Corporal punishment is alive and well in Texas

In Olney schools, student athletes can get paddled for disrespecting their teachers or coaches.

At Ennis High school, misbehaving students may receive swats -- but only twice every nine weeks.

And in Wink, middle and high school students who cuss at other students, set fires or steal could get a double dose of punishment: Three days of in-school suspension and three swats.

Corporal punishment is alive and well in Texas schools and, in most cases, the discipline is clearly defined in student handbooks.

But what about at home?

While there is an ongoing national debate about corporal punishment in public schools -- including an anti-paddling bill in the Texas House -- the discipline also continues to be a hot topic in the private sector, where parents and guardians make personal decisions on how to discipline their children.

Many parents regularly spank their children, while others would never consider it. And plenty of parents have questions about the legality of it.

Can I get arrested if I spank my child in public? (No.) Is using a belt considered child abuse? (It depends.) Is it OK for a licensed day-care worker to spank my kid? (Never.)

In Texas, the law gives parents, stepparents, grandparents and legal guardians leeway in disciplining their children, but authorities stress that corporal punishment must be "reasonable" and not cross the line into abuse.
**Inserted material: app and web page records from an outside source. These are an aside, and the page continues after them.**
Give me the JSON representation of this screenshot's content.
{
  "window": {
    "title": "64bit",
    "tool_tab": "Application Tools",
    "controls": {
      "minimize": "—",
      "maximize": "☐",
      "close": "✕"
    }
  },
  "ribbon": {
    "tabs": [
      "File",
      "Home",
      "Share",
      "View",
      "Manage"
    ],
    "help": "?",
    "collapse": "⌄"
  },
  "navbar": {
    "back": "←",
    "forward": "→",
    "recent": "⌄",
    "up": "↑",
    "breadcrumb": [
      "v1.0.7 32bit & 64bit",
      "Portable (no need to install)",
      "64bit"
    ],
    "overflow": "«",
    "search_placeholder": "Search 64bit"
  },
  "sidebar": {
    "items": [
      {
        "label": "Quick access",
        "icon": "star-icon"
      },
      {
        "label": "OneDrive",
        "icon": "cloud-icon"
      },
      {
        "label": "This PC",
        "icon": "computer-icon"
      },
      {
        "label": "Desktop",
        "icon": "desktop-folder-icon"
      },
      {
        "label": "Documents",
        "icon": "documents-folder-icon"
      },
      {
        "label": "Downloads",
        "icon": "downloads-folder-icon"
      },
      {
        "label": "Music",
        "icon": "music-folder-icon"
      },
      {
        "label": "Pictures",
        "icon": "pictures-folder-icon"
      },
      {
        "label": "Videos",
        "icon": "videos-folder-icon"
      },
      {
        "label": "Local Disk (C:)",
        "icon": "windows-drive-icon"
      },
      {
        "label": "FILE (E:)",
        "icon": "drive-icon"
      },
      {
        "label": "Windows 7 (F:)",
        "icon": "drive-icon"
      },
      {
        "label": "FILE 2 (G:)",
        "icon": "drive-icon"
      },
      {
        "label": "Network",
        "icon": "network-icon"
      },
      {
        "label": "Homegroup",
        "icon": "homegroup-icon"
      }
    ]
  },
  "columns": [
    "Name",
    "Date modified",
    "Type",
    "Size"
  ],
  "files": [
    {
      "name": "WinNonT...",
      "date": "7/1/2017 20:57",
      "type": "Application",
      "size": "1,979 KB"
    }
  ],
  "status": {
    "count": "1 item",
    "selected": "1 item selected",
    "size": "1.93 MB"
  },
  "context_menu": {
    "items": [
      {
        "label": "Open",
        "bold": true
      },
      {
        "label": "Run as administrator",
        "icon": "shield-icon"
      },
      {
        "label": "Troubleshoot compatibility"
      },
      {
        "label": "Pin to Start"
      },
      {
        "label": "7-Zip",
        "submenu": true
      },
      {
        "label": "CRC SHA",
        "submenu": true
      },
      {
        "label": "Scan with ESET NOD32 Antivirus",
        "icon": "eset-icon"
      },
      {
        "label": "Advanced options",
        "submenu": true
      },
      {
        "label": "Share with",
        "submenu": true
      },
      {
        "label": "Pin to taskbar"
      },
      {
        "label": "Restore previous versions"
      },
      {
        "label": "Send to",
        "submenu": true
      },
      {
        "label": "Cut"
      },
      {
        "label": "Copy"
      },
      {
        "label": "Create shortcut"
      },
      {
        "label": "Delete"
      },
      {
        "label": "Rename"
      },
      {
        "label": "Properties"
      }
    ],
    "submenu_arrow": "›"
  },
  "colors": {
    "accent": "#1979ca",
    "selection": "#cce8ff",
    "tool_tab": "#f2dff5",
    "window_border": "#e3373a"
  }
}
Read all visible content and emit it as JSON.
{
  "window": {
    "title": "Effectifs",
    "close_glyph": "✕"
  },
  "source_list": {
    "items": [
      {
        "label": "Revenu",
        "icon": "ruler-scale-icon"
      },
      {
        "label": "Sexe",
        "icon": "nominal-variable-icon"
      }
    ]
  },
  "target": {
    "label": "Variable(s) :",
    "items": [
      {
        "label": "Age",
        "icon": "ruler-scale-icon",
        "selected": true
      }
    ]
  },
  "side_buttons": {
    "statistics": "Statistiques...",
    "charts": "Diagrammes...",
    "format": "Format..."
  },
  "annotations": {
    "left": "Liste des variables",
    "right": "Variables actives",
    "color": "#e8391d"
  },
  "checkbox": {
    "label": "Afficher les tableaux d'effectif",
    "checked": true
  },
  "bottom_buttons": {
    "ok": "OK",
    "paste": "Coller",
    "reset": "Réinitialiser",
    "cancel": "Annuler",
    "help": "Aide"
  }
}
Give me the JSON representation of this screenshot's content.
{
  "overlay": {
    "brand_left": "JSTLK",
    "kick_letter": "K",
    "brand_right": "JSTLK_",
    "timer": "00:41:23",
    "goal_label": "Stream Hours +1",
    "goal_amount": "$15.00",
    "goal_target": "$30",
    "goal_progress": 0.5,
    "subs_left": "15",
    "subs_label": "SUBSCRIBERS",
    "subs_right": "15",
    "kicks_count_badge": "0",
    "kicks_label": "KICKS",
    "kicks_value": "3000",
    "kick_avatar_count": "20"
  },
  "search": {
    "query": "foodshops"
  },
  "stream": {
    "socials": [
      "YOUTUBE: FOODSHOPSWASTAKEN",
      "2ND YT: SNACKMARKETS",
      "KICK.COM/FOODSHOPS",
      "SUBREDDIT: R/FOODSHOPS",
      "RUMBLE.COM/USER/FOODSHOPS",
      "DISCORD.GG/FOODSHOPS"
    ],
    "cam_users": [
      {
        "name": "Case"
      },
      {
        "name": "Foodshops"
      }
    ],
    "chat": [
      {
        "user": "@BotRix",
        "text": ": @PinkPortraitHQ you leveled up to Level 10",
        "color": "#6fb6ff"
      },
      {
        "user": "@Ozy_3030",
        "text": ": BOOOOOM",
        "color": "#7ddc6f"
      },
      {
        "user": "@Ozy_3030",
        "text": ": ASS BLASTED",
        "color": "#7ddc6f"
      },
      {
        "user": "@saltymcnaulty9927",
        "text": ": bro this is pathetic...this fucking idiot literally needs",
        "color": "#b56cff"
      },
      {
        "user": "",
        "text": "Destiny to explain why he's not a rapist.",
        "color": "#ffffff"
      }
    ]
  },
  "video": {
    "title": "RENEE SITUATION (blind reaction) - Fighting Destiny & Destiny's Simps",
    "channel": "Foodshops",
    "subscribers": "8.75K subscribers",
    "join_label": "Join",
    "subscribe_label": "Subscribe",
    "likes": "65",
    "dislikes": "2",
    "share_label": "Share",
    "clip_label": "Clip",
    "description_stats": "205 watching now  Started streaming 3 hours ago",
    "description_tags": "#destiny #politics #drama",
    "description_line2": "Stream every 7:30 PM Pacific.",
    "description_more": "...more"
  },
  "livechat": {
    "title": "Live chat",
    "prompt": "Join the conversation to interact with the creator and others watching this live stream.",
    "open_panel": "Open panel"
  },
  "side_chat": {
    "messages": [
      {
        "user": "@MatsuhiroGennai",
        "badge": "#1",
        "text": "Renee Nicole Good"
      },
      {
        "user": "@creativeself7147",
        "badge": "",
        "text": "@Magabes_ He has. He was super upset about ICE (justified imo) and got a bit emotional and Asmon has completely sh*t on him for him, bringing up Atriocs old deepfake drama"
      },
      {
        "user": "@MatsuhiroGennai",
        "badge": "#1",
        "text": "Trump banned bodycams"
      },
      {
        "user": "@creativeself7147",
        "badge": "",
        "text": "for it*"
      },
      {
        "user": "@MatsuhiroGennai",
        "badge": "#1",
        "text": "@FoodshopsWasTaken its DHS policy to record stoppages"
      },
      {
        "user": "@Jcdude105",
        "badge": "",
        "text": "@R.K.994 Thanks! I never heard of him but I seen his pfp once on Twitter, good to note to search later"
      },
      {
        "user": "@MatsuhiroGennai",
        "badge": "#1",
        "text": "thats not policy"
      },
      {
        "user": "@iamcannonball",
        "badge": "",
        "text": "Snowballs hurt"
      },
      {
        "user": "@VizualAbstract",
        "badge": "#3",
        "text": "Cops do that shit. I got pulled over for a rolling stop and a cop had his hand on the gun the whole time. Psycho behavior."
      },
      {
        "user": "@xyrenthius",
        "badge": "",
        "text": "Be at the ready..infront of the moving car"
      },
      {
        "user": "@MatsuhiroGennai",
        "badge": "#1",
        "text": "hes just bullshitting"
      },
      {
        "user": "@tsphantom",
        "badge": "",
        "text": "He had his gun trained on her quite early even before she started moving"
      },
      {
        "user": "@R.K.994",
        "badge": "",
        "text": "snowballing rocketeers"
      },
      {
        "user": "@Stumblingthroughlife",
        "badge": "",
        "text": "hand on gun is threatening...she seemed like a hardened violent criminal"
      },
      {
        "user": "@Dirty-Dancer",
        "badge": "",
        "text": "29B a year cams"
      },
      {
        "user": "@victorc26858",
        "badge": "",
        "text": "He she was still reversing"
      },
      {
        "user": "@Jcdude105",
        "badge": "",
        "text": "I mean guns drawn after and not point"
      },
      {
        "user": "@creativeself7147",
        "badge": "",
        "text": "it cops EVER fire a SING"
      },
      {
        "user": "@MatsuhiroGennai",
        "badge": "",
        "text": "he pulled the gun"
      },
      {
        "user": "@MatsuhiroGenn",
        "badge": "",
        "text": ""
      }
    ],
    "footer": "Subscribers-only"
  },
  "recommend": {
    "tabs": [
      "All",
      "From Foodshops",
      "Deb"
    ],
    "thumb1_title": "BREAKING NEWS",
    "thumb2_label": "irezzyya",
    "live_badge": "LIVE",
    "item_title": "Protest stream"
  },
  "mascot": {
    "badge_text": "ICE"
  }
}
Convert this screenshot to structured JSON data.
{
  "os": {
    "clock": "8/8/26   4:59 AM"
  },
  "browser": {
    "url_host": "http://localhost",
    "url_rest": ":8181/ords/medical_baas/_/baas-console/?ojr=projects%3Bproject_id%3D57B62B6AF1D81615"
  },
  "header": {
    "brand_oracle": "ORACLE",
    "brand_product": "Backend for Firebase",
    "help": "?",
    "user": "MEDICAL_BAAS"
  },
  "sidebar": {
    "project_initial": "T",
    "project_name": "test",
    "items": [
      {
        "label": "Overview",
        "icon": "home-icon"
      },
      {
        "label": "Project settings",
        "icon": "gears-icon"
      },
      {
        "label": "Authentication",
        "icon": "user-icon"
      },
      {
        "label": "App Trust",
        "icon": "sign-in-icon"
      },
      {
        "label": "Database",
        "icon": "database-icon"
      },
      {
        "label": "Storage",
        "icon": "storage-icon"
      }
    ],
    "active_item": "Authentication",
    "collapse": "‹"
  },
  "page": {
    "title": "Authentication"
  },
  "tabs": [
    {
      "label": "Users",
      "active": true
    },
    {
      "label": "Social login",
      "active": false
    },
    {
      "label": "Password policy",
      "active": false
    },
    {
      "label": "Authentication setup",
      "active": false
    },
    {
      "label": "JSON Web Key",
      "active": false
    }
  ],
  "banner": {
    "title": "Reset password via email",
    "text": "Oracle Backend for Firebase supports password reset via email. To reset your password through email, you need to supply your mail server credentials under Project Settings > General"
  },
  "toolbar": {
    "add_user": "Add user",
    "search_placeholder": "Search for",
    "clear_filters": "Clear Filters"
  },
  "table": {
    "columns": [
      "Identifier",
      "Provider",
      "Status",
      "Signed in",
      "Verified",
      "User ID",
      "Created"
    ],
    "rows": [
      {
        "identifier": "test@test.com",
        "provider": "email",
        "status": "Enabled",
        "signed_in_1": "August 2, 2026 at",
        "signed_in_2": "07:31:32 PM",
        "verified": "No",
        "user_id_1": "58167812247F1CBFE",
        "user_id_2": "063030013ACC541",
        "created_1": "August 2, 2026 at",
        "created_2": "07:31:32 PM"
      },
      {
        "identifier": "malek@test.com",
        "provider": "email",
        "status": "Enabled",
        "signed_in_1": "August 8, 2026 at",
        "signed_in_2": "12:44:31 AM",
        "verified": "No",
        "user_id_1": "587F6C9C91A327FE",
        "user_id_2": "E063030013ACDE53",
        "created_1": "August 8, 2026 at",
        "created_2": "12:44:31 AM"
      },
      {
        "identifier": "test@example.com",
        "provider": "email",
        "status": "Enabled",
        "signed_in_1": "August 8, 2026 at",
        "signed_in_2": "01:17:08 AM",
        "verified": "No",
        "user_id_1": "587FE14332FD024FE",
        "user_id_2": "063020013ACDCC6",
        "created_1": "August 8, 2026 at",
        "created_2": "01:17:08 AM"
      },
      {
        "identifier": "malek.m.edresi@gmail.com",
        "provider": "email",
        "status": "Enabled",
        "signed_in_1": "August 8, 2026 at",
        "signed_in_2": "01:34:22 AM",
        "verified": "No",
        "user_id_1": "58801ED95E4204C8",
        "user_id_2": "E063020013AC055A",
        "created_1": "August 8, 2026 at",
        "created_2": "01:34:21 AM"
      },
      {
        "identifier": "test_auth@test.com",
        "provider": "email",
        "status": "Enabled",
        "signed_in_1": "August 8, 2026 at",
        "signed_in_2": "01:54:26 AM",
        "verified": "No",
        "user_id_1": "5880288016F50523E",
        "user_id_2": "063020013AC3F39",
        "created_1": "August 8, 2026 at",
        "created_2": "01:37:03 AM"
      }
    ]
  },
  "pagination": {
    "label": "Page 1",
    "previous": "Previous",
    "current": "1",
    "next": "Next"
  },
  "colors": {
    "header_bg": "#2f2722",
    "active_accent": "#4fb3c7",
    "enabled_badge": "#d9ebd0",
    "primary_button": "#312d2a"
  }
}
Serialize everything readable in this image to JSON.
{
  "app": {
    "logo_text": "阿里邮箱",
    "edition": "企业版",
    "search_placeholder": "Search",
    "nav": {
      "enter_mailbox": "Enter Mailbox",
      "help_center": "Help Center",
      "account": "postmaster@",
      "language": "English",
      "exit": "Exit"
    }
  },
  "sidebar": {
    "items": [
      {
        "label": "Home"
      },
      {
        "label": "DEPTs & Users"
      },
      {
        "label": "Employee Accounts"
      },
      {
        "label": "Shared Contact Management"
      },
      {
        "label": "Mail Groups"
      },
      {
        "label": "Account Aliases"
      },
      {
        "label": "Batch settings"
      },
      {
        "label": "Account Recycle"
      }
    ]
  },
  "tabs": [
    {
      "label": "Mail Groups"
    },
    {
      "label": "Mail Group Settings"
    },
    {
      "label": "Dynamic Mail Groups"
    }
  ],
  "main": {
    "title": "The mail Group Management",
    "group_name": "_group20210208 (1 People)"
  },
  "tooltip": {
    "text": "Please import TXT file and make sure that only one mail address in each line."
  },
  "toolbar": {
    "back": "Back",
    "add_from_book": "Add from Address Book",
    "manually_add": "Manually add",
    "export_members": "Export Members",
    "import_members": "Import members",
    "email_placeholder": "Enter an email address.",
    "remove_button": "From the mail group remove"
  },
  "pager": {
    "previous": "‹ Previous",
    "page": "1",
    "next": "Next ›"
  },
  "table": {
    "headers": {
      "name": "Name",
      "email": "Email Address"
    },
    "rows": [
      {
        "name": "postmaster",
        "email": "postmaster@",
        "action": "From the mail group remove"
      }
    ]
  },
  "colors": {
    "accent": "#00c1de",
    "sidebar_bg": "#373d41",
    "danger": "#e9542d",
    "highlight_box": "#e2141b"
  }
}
"Every case is different, but some things that could constitute abuse would be using something other than your hand, leaving marks or bruises, or hitting in the face," said Marissa Gonzales, a spokeswoman for Child Protective Services.

To read the complete article, visit